START Raw data

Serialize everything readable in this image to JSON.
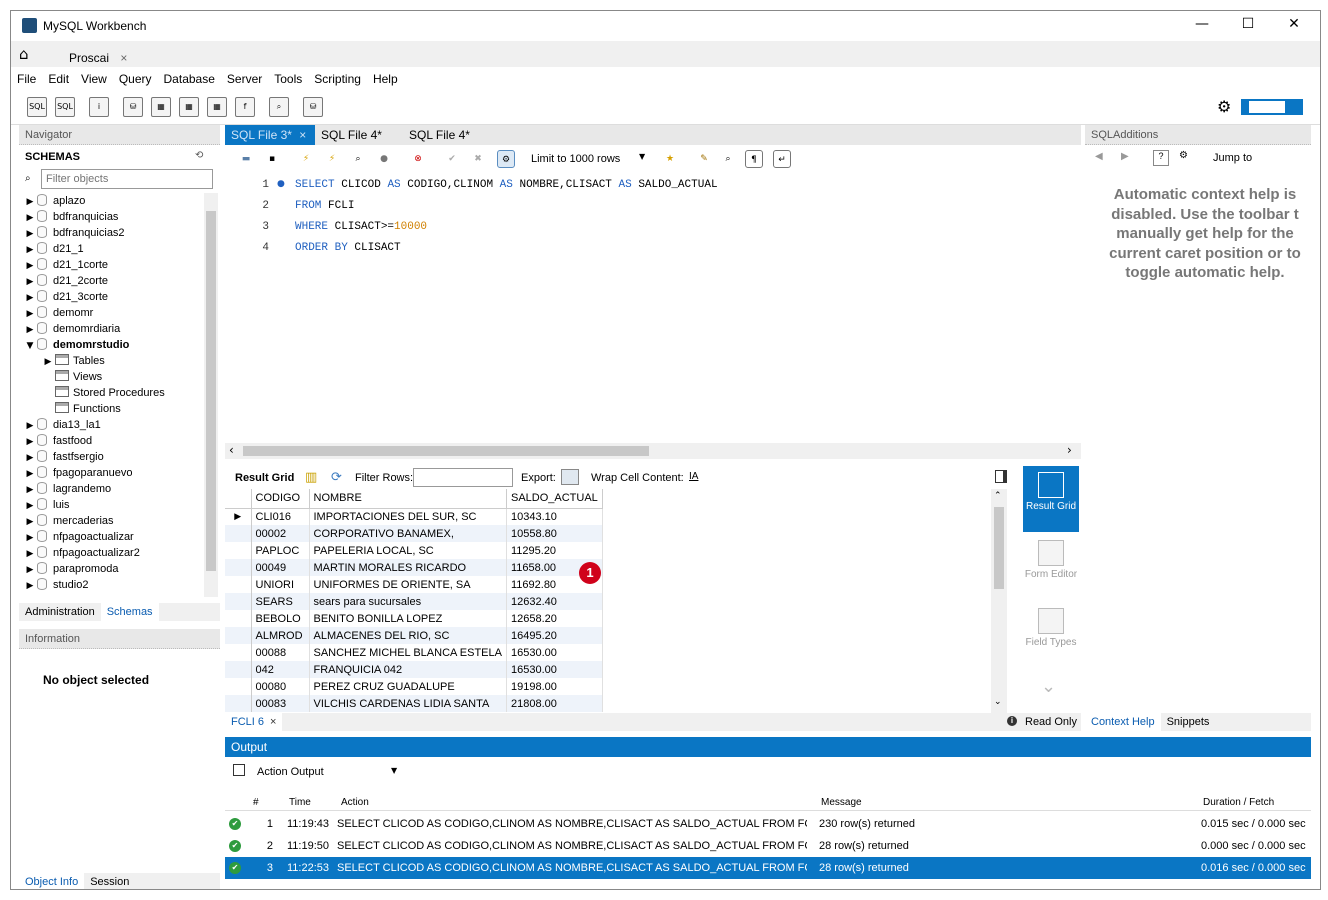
{
  "window": {
    "title": "MySQL Workbench",
    "minimize": "—",
    "maximize": "☐",
    "close": "✕"
  },
  "connection_tab": {
    "label": "Proscai",
    "close": "×"
  },
  "menu": [
    "File",
    "Edit",
    "View",
    "Query",
    "Database",
    "Server",
    "Tools",
    "Scripting",
    "Help"
  ],
  "navigator": {
    "header": "Navigator",
    "schemas_label": "SCHEMAS",
    "filter_placeholder": "Filter objects",
    "schemas": [
      {
        "name": "aplazo",
        "expanded": false
      },
      {
        "name": "bdfranquicias",
        "expanded": false
      },
      {
        "name": "bdfranquicias2",
        "expanded": false
      },
      {
        "name": "d21_1",
        "expanded": false
      },
      {
        "name": "d21_1corte",
        "expanded": false
      },
      {
        "name": "d21_2corte",
        "expanded": false
      },
      {
        "name": "d21_3corte",
        "expanded": false
      },
      {
        "name": "demomr",
        "expanded": false
      },
      {
        "name": "demomrdiaria",
        "expanded": false
      },
      {
        "name": "demomrstudio",
        "expanded": true
      },
      {
        "name": "Tables",
        "child": true,
        "arrow": true
      },
      {
        "name": "Views",
        "child": true
      },
      {
        "name": "Stored Procedures",
        "child": true
      },
      {
        "name": "Functions",
        "child": true
      },
      {
        "name": "dia13_la1",
        "expanded": false
      },
      {
        "name": "fastfood",
        "expanded": false
      },
      {
        "name": "fastfsergio",
        "expanded": false
      },
      {
        "name": "fpagoparanuevo",
        "expanded": false
      },
      {
        "name": "lagrandemo",
        "expanded": false
      },
      {
        "name": "luis",
        "expanded": false
      },
      {
        "name": "mercaderias",
        "expanded": false
      },
      {
        "name": "nfpagoactualizar",
        "expanded": false
      },
      {
        "name": "nfpagoactualizar2",
        "expanded": false
      },
      {
        "name": "parapromoda",
        "expanded": false
      },
      {
        "name": "studio2",
        "expanded": false
      }
    ],
    "tabs": [
      "Administration",
      "Schemas"
    ],
    "info_header": "Information",
    "no_object": "No object selected",
    "bottom_tabs": [
      "Object Info",
      "Session"
    ]
  },
  "editor": {
    "tabs": [
      {
        "label": "SQL File 3*",
        "active": true,
        "close": "×"
      },
      {
        "label": "SQL File 4*"
      },
      {
        "label": "SQL File 4*"
      }
    ],
    "limit_label": "Limit to 1000 rows",
    "lines": [
      {
        "n": "1",
        "tokens": [
          [
            "kw",
            "SELECT "
          ],
          [
            "",
            "CLICOD "
          ],
          [
            "kw",
            "AS "
          ],
          [
            "",
            "CODIGO,CLINOM "
          ],
          [
            "kw",
            "AS "
          ],
          [
            "",
            "NOMBRE,CLISACT "
          ],
          [
            "kw",
            "AS "
          ],
          [
            "",
            "SALDO_ACTUAL"
          ]
        ]
      },
      {
        "n": "2",
        "tokens": [
          [
            "kw",
            "FROM "
          ],
          [
            "",
            "FCLI"
          ]
        ]
      },
      {
        "n": "3",
        "tokens": [
          [
            "kw",
            "WHERE "
          ],
          [
            "",
            "CLISACT>="
          ],
          [
            "num",
            "10000"
          ]
        ]
      },
      {
        "n": "4",
        "tokens": [
          [
            "kw",
            "ORDER BY "
          ],
          [
            "",
            "CLISACT"
          ]
        ]
      }
    ]
  },
  "result": {
    "tab_label": "Result Grid",
    "filter_label": "Filter Rows:",
    "export_label": "Export:",
    "wrap_label": "Wrap Cell Content:",
    "columns": [
      "CODIGO",
      "NOMBRE",
      "SALDO_ACTUAL"
    ],
    "rows": [
      [
        "CLI016",
        "IMPORTACIONES DEL SUR, SC",
        "10343.10"
      ],
      [
        "00002",
        "CORPORATIVO BANAMEX,",
        "10558.80"
      ],
      [
        "PAPLOC",
        "PAPELERIA LOCAL,  SC",
        "11295.20"
      ],
      [
        "00049",
        "MARTIN MORALES RICARDO",
        "11658.00"
      ],
      [
        "UNIORI",
        "UNIFORMES DE ORIENTE, SA",
        "11692.80"
      ],
      [
        "SEARS",
        "sears para sucursales",
        "12632.40"
      ],
      [
        "BEBOLO",
        "BENITO BONILLA LOPEZ",
        "12658.20"
      ],
      [
        "ALMROD",
        "ALMACENES DEL RIO, SC",
        "16495.20"
      ],
      [
        "00088",
        "SANCHEZ MICHEL BLANCA ESTELA",
        "16530.00"
      ],
      [
        "042",
        "FRANQUICIA 042",
        "16530.00"
      ],
      [
        "00080",
        "PEREZ CRUZ GUADALUPE",
        "19198.00"
      ],
      [
        "00083",
        "VILCHIS CARDENAS LIDIA SANTA",
        "21808.00"
      ]
    ],
    "result_tab": "FCLI 6",
    "read_only": "Read Only",
    "side_buttons": [
      {
        "label": "Result Grid",
        "active": true
      },
      {
        "label": "Form Editor"
      },
      {
        "label": "Field Types"
      }
    ],
    "badge": "1"
  },
  "sql_additions": {
    "header": "SQLAdditions",
    "jump_label": "Jump to",
    "help_lines": [
      "Automatic context help is",
      "disabled. Use the toolbar t",
      "manually get help for the",
      "current caret position or to",
      "toggle automatic help."
    ],
    "tabs": [
      "Context Help",
      "Snippets"
    ]
  },
  "output": {
    "header": "Output",
    "selector": "Action Output",
    "columns": {
      "num": "#",
      "time": "Time",
      "action": "Action",
      "message": "Message",
      "duration": "Duration / Fetch"
    },
    "rows": [
      {
        "num": "1",
        "time": "11:19:43",
        "action": "SELECT CLICOD AS CODIGO,CLINOM AS NOMBRE,CLISACT AS SALDO_ACTUAL FROM FCL...",
        "message": "230 row(s) returned",
        "duration": "0.015 sec / 0.000 sec"
      },
      {
        "num": "2",
        "time": "11:19:50",
        "action": "SELECT CLICOD AS CODIGO,CLINOM AS NOMBRE,CLISACT AS SALDO_ACTUAL FROM FCL...",
        "message": "28 row(s) returned",
        "duration": "0.000 sec / 0.000 sec"
      },
      {
        "num": "3",
        "time": "11:22:53",
        "action": "SELECT CLICOD AS CODIGO,CLINOM AS NOMBRE,CLISACT AS SALDO_ACTUAL FROM FCL...",
        "message": "28 row(s) returned",
        "duration": "0.016 sec / 0.000 sec",
        "selected": true
      }
    ]
  }
}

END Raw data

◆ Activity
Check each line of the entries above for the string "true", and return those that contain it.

◆ Task response
        "expanded": true
        "child": true,
        "arrow": true
        "child": true
        "child": true
        "child": true
        "active": true,
        "active": true
        "selected": true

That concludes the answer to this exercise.